The auctioning of oil permits in 2004 is due to net $100 million
Sao Tome will receive 40% and Nigeria 60% of eventual oil revenue

The rebels said in their statement that they had dissolved all national institutions and would shortly form a government for an unspecified "transition period".

Having seized the prime minister and other key officials, they pledged not to harm any members of the deposed government.

The Nigerian Government, which is a partner in the oil project, said it condemned "unequivocally" the coup which violated the democratic process and the principle of the African Union (AU).

Mozambican President Joaquim Chissano, the AU's chairman, appealed for a speedy return to "constitutional order" and a grouping of former Portuguese colonies has also condemned the coup.

Sao Tome Foreign Minister Mateus Meira Rita said from Portugal that the ousted government wanted talks with the coup-leaders aimed at the "immediate restoration of constitutional order".

Dawn raid

The rebels appear to have exploited the absence of President Fradique de Menezes who is reported to be on a private visit to Nigeria.

Gunshots and exploding rockets and grenades were heard in the capital, Sao Tome, around 0300 GMT and sporadic firing continued throughout the morning but there were no indications of casualties.

Sao Tome street scene
Sao Tome residents hope oil wealth will transform their lives

The rebels took control of government buildings, state TV and radio, the central bank and the airport.

They seized Prime Minister Maria das Neves along with head of the National Assembly Dionisio Dias, Defence Minister Fernando Daqua and Natural Resources Minister Rafael Branco.

Mr Branco is considered a key member of the government as he handles the oil portfolio.

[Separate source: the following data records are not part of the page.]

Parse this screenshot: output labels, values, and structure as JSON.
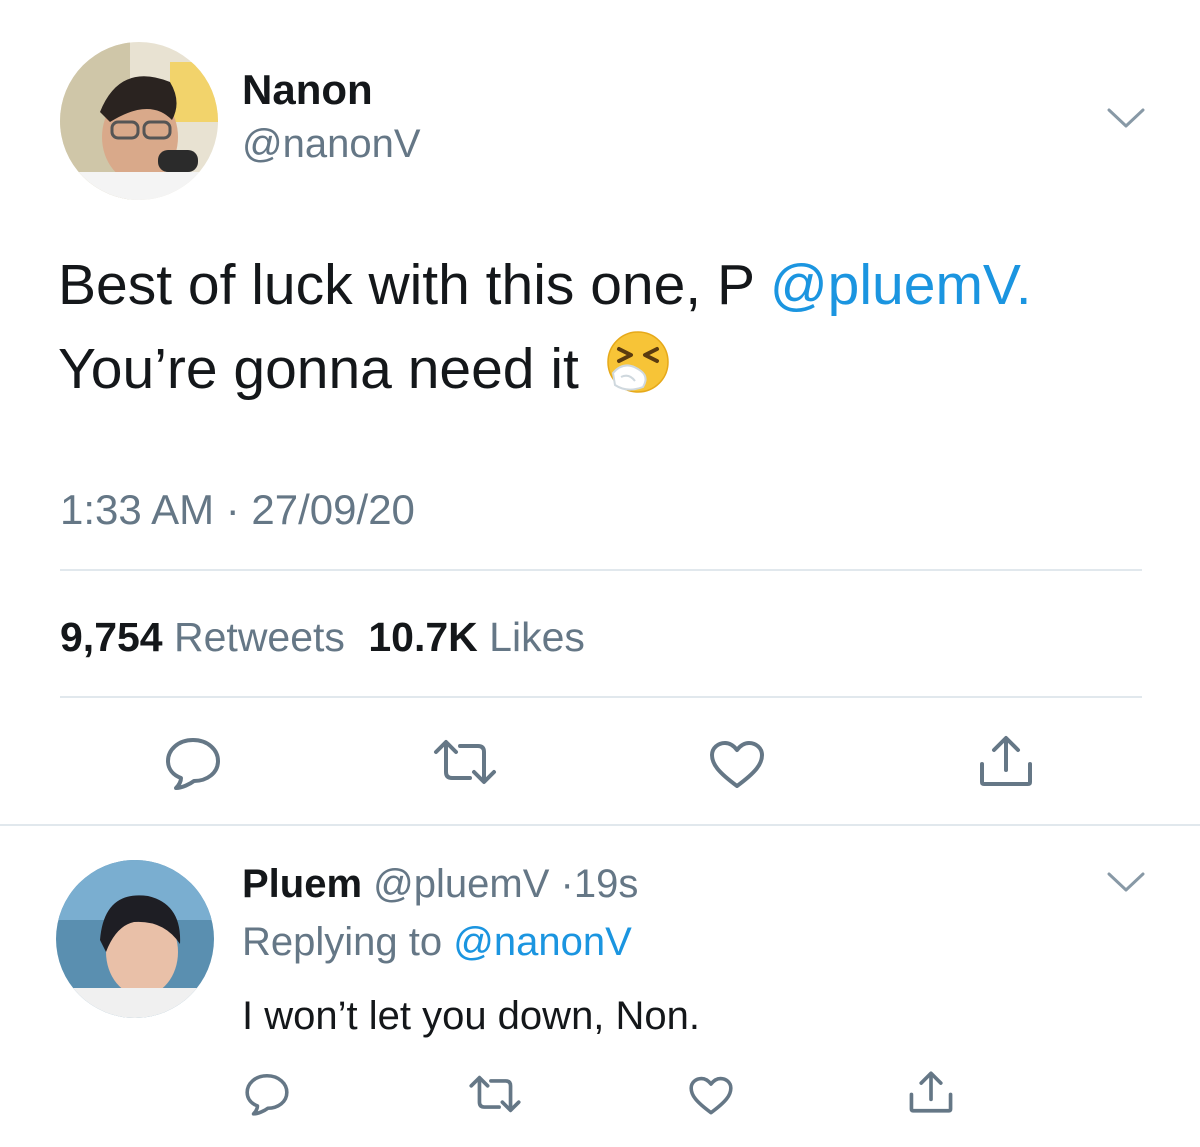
{
  "tweet": {
    "author": {
      "name": "Nanon",
      "handle": "@nanonV"
    },
    "text": {
      "line1_prefix": "Best of luck with this one, P ",
      "line1_mention": "@pluemV.",
      "line2": "You’re gonna need it",
      "emoji": "sneezing-face"
    },
    "timestamp": "1:33 AM · 27/09/20",
    "stats": {
      "retweets_count": "9,754",
      "retweets_label": "Retweets",
      "likes_count": "10.7K",
      "likes_label": "Likes"
    },
    "actions": [
      "reply-icon",
      "retweet-icon",
      "like-icon",
      "share-icon"
    ]
  },
  "reply": {
    "author": {
      "name": "Pluem",
      "handle": "@pluemV",
      "separator": "·",
      "age": "19s"
    },
    "replying_to_label": "Replying to",
    "replying_to_handle": "@nanonV",
    "text": "I won’t let you down, Non.",
    "actions": [
      "reply-icon",
      "retweet-icon",
      "like-icon",
      "share-icon"
    ]
  },
  "colors": {
    "link": "#1b95e0",
    "secondary_text": "#657786",
    "primary_text": "#14171a",
    "divider": "#e1e8ed"
  }
}
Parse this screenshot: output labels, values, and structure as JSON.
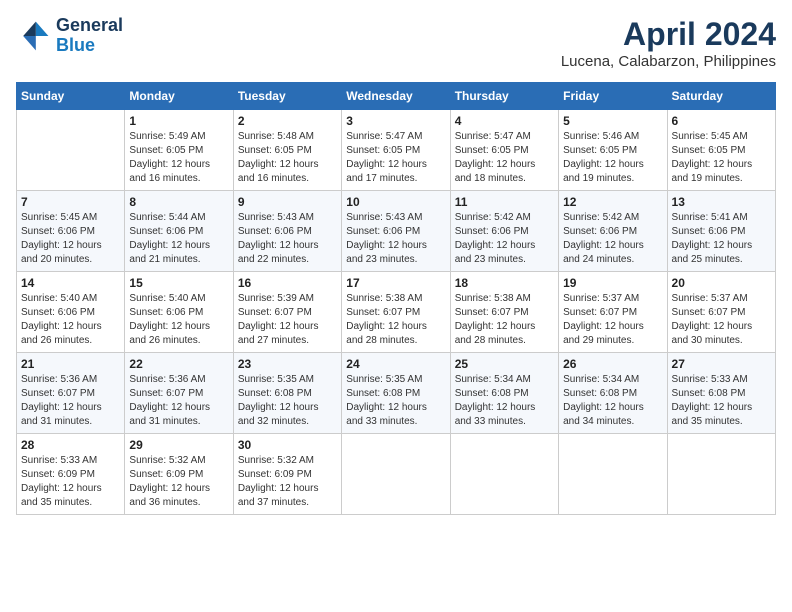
{
  "header": {
    "logo_line1": "General",
    "logo_line2": "Blue",
    "title": "April 2024",
    "subtitle": "Lucena, Calabarzon, Philippines"
  },
  "days_of_week": [
    "Sunday",
    "Monday",
    "Tuesday",
    "Wednesday",
    "Thursday",
    "Friday",
    "Saturday"
  ],
  "weeks": [
    [
      {
        "day": "",
        "info": ""
      },
      {
        "day": "1",
        "info": "Sunrise: 5:49 AM\nSunset: 6:05 PM\nDaylight: 12 hours\nand 16 minutes."
      },
      {
        "day": "2",
        "info": "Sunrise: 5:48 AM\nSunset: 6:05 PM\nDaylight: 12 hours\nand 16 minutes."
      },
      {
        "day": "3",
        "info": "Sunrise: 5:47 AM\nSunset: 6:05 PM\nDaylight: 12 hours\nand 17 minutes."
      },
      {
        "day": "4",
        "info": "Sunrise: 5:47 AM\nSunset: 6:05 PM\nDaylight: 12 hours\nand 18 minutes."
      },
      {
        "day": "5",
        "info": "Sunrise: 5:46 AM\nSunset: 6:05 PM\nDaylight: 12 hours\nand 19 minutes."
      },
      {
        "day": "6",
        "info": "Sunrise: 5:45 AM\nSunset: 6:05 PM\nDaylight: 12 hours\nand 19 minutes."
      }
    ],
    [
      {
        "day": "7",
        "info": "Sunrise: 5:45 AM\nSunset: 6:06 PM\nDaylight: 12 hours\nand 20 minutes."
      },
      {
        "day": "8",
        "info": "Sunrise: 5:44 AM\nSunset: 6:06 PM\nDaylight: 12 hours\nand 21 minutes."
      },
      {
        "day": "9",
        "info": "Sunrise: 5:43 AM\nSunset: 6:06 PM\nDaylight: 12 hours\nand 22 minutes."
      },
      {
        "day": "10",
        "info": "Sunrise: 5:43 AM\nSunset: 6:06 PM\nDaylight: 12 hours\nand 23 minutes."
      },
      {
        "day": "11",
        "info": "Sunrise: 5:42 AM\nSunset: 6:06 PM\nDaylight: 12 hours\nand 23 minutes."
      },
      {
        "day": "12",
        "info": "Sunrise: 5:42 AM\nSunset: 6:06 PM\nDaylight: 12 hours\nand 24 minutes."
      },
      {
        "day": "13",
        "info": "Sunrise: 5:41 AM\nSunset: 6:06 PM\nDaylight: 12 hours\nand 25 minutes."
      }
    ],
    [
      {
        "day": "14",
        "info": "Sunrise: 5:40 AM\nSunset: 6:06 PM\nDaylight: 12 hours\nand 26 minutes."
      },
      {
        "day": "15",
        "info": "Sunrise: 5:40 AM\nSunset: 6:06 PM\nDaylight: 12 hours\nand 26 minutes."
      },
      {
        "day": "16",
        "info": "Sunrise: 5:39 AM\nSunset: 6:07 PM\nDaylight: 12 hours\nand 27 minutes."
      },
      {
        "day": "17",
        "info": "Sunrise: 5:38 AM\nSunset: 6:07 PM\nDaylight: 12 hours\nand 28 minutes."
      },
      {
        "day": "18",
        "info": "Sunrise: 5:38 AM\nSunset: 6:07 PM\nDaylight: 12 hours\nand 28 minutes."
      },
      {
        "day": "19",
        "info": "Sunrise: 5:37 AM\nSunset: 6:07 PM\nDaylight: 12 hours\nand 29 minutes."
      },
      {
        "day": "20",
        "info": "Sunrise: 5:37 AM\nSunset: 6:07 PM\nDaylight: 12 hours\nand 30 minutes."
      }
    ],
    [
      {
        "day": "21",
        "info": "Sunrise: 5:36 AM\nSunset: 6:07 PM\nDaylight: 12 hours\nand 31 minutes."
      },
      {
        "day": "22",
        "info": "Sunrise: 5:36 AM\nSunset: 6:07 PM\nDaylight: 12 hours\nand 31 minutes."
      },
      {
        "day": "23",
        "info": "Sunrise: 5:35 AM\nSunset: 6:08 PM\nDaylight: 12 hours\nand 32 minutes."
      },
      {
        "day": "24",
        "info": "Sunrise: 5:35 AM\nSunset: 6:08 PM\nDaylight: 12 hours\nand 33 minutes."
      },
      {
        "day": "25",
        "info": "Sunrise: 5:34 AM\nSunset: 6:08 PM\nDaylight: 12 hours\nand 33 minutes."
      },
      {
        "day": "26",
        "info": "Sunrise: 5:34 AM\nSunset: 6:08 PM\nDaylight: 12 hours\nand 34 minutes."
      },
      {
        "day": "27",
        "info": "Sunrise: 5:33 AM\nSunset: 6:08 PM\nDaylight: 12 hours\nand 35 minutes."
      }
    ],
    [
      {
        "day": "28",
        "info": "Sunrise: 5:33 AM\nSunset: 6:09 PM\nDaylight: 12 hours\nand 35 minutes."
      },
      {
        "day": "29",
        "info": "Sunrise: 5:32 AM\nSunset: 6:09 PM\nDaylight: 12 hours\nand 36 minutes."
      },
      {
        "day": "30",
        "info": "Sunrise: 5:32 AM\nSunset: 6:09 PM\nDaylight: 12 hours\nand 37 minutes."
      },
      {
        "day": "",
        "info": ""
      },
      {
        "day": "",
        "info": ""
      },
      {
        "day": "",
        "info": ""
      },
      {
        "day": "",
        "info": ""
      }
    ]
  ]
}
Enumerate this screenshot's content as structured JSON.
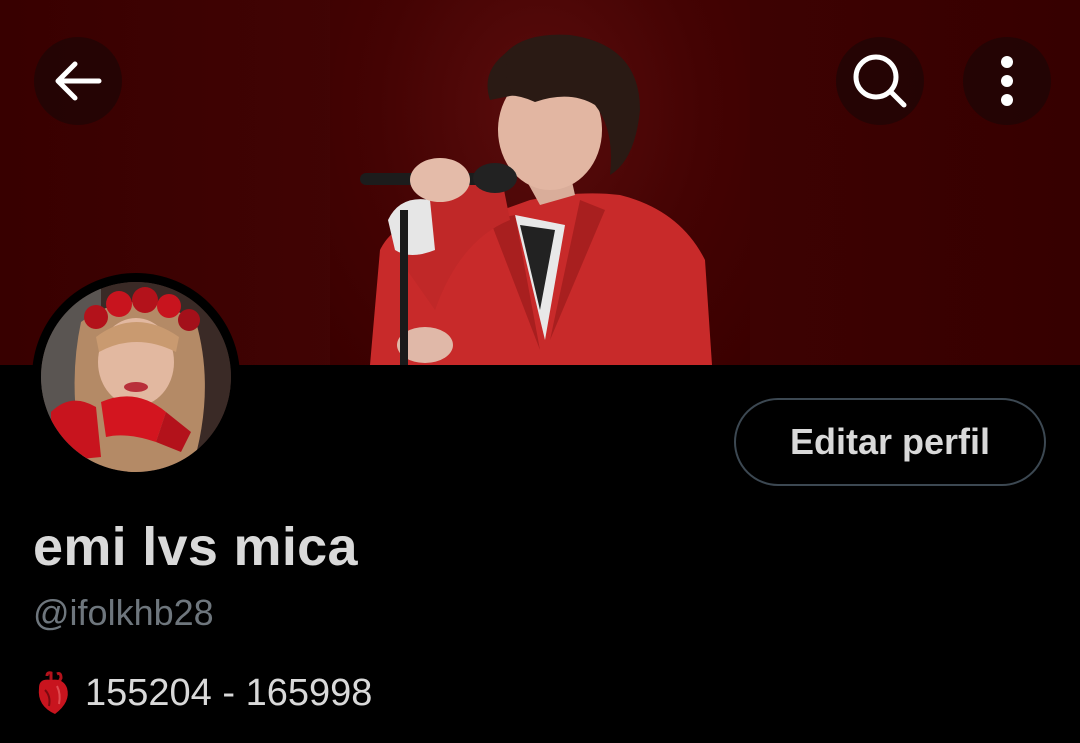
{
  "banner": {
    "alt": "profile header image"
  },
  "nav": {
    "back_icon": "arrow-left-icon",
    "search_icon": "search-icon",
    "more_icon": "more-vertical-icon"
  },
  "profile": {
    "edit_label": "Editar perfil",
    "display_name": "emi lvs mica",
    "handle": "@ifolkhb28",
    "bio_icon": "anatomical-heart-emoji",
    "bio_text": "155204 - 165998"
  },
  "colors": {
    "background": "#000000",
    "banner_red": "#3a0000",
    "text_primary": "#d9d9d9",
    "text_secondary": "#6e767d",
    "button_border": "#3c4852"
  }
}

Political analyst Antonio Agiar, who is in Sao Tome, told the BBC's Network Africa programme that the capital was pretty calm by around 0700 GMT and the sound of shooting had stopped.

"There are people on the streets but less than usual," he said.

The Portuguese ambassador, Mario de Jesus Santos, said he was unaware of any "physical confrontations".

Army unrest

The rebels' leader has been named by the Portuguese news agency Lusa as Major Fernando "Cobo" Pereira.

Foreign Minister Meira Rita said the coup had been led by a unit of soldiers who had received training in South Africa.

Correspondents say the army, which led the last coup in 1995, has been complaining of low pay and poor living conditions in recent months.

In a brief, initial speech on national radio, Major Pereira ordered all members of the government and parliament to report to police stations.

In their later statement, the rebels said they had acted in response to the "continuing social and economic decline of the country".

Alex Vines from the Royal Institute for International Affairs told BBC World that he suspected that control of the oil money is behind the coup.

Last year, the United States was considering increasing military co-operation with the Sao Tome Government amid reports that the US was trying to buy more West African oil.

Portugal's ambassador went into talks with the rebels on Wednesday afternoon in a bid to clarify their demands.


WATCH AND LISTEN
President Fradique de Menezes on BBC Focus on Africa
"People are smelling the oil"


Foreign Minister Meira Rita on BBC Focus on Africa
"We have to do everything to condemn this action"


BBC's Sao Lima speaking on BBC Focus on Africa
"The coup comes as a surprise"


Antonio Agiar on BBC Network Africa
"There is no more fighting"



SEE ALSO:
Sao Tome plans oil budget
27 May 03  |  Business
US eyes African oil
09 Oct 02  |  Africa
Drenched in Sao Tome e Principe
02 Mar 02  |  From Our Own Correspondent
Country profile: Sao Tome and Principe
27 May 03  |  Country profiles
Timeline: Sao Tome and Principe
16 Jul 03  |  Country profiles


RELATED BBCi LINKS:

RELATED INTERNET LINKS:
The BBC is not responsible for the content of external internet sites


PRODUCTS AND SERVICES

News Front Page | Africa | Americas | Asia-Pacific | Europe | Middle East | South Asia
UK | Business | Entertainment | Science/Nature | Technology | Health
Have Your Say | In Pictures | Week at a Glance | Country Profiles | In Depth | Programmes
Americas Africa Europe Middle East South Asia Asia Pacific